EXCERPTED DATA:

== Segment start ==

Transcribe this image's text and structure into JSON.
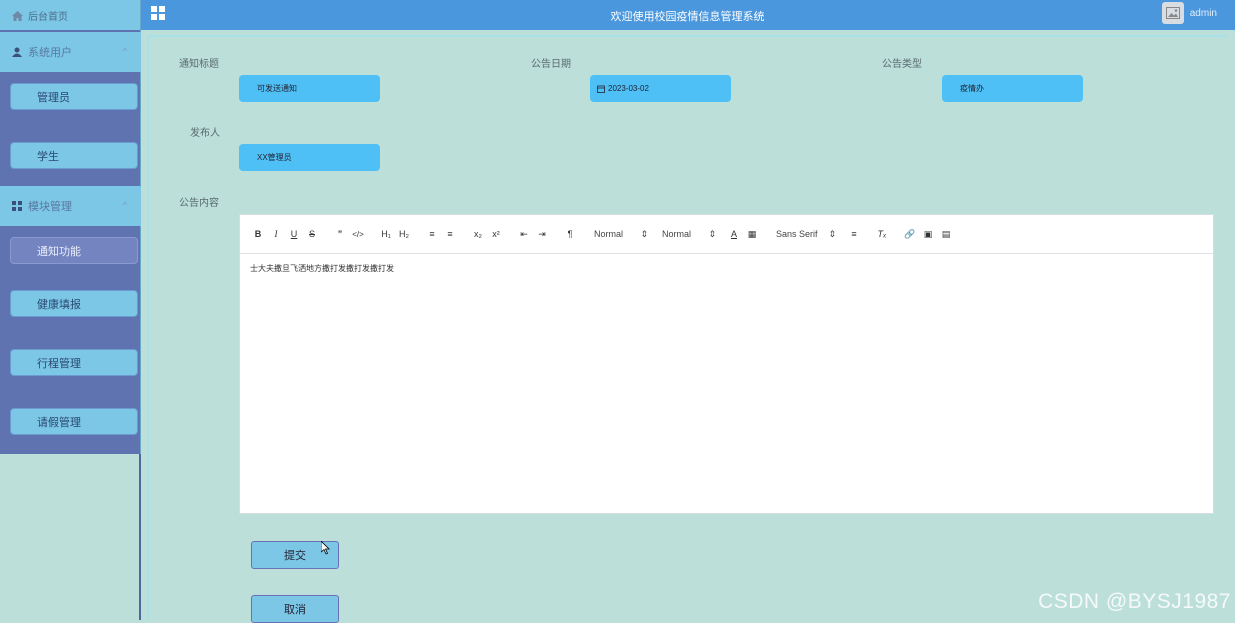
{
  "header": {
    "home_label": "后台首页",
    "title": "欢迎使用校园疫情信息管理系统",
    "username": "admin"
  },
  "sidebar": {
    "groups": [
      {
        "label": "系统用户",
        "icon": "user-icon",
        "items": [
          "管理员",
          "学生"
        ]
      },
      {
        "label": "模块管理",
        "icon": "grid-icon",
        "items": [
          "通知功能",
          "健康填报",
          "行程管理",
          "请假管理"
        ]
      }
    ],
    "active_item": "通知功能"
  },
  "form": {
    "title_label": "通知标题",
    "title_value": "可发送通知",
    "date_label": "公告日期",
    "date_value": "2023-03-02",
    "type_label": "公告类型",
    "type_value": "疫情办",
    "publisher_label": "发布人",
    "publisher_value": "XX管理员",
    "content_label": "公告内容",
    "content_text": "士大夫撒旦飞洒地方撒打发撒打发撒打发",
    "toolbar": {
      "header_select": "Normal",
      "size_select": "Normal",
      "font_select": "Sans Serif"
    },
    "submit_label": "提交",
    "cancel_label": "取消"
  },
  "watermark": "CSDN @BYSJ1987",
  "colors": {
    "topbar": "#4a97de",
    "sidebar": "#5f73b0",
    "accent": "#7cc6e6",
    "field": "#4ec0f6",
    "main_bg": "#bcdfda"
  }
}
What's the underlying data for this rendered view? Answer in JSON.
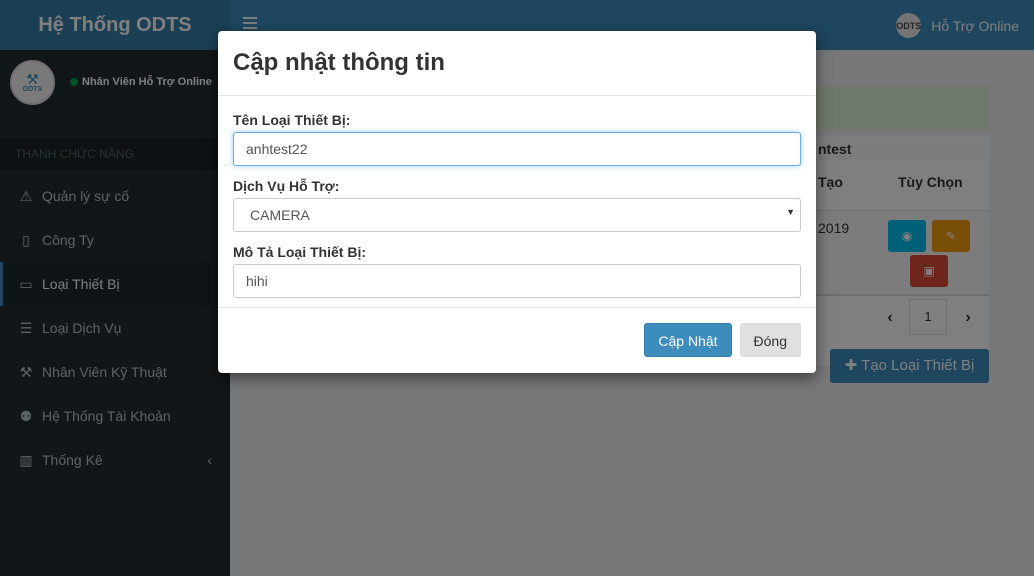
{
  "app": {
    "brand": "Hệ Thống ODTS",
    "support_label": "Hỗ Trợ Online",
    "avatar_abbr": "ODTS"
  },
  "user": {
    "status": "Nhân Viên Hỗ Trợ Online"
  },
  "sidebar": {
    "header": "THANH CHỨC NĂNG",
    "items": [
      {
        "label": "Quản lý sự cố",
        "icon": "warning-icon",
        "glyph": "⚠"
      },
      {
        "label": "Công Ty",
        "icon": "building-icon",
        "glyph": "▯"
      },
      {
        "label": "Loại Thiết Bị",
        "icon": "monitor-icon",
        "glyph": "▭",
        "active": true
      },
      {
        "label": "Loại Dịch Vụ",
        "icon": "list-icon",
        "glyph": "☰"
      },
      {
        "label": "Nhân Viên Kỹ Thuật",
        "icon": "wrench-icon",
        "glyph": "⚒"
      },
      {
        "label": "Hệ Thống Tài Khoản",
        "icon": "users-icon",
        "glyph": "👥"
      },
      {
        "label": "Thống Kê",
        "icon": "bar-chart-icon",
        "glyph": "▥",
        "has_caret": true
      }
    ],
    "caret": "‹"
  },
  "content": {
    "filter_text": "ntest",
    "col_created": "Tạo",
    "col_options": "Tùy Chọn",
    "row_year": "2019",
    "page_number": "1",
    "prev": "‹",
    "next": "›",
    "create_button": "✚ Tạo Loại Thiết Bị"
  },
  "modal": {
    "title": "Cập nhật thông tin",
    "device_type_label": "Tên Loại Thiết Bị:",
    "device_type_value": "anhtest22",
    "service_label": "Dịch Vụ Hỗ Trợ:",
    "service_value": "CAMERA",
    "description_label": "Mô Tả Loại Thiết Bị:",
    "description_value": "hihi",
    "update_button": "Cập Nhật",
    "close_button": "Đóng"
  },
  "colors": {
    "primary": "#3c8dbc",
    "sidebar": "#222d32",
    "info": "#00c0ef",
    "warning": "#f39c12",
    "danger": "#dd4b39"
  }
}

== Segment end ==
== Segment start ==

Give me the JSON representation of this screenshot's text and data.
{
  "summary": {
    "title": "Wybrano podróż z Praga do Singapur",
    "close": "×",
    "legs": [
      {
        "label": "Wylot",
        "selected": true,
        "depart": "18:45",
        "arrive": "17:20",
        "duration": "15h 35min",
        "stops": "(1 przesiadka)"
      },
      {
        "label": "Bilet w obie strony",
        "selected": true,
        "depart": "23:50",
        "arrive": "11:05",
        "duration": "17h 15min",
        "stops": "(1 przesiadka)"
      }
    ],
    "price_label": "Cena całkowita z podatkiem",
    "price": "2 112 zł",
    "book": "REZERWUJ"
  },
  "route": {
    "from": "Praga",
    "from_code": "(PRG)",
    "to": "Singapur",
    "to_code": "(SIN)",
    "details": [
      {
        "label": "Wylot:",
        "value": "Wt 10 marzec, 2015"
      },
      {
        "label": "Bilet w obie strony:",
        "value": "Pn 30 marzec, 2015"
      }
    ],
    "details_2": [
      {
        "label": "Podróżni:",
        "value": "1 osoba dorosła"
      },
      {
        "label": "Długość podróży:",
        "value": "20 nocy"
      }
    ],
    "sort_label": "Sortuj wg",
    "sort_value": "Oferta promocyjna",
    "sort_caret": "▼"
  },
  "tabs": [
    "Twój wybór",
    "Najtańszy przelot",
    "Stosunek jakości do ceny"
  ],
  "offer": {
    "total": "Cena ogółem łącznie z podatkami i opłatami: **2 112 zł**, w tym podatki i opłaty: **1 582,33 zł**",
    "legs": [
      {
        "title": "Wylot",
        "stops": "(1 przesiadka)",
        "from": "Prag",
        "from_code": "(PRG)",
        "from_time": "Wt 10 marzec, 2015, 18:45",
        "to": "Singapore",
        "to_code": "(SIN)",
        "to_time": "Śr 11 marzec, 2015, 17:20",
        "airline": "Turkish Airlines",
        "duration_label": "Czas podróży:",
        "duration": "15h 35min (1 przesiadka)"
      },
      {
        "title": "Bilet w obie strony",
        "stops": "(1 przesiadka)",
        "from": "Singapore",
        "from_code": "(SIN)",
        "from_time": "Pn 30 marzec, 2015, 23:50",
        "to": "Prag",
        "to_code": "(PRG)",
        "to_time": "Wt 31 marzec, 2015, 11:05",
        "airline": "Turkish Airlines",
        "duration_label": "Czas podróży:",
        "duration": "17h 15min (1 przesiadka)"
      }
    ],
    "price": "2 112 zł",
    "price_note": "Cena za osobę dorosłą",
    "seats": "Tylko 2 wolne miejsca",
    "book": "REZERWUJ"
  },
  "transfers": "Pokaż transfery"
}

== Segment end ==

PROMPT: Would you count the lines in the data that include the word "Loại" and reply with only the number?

SOLUTION BELOW: 5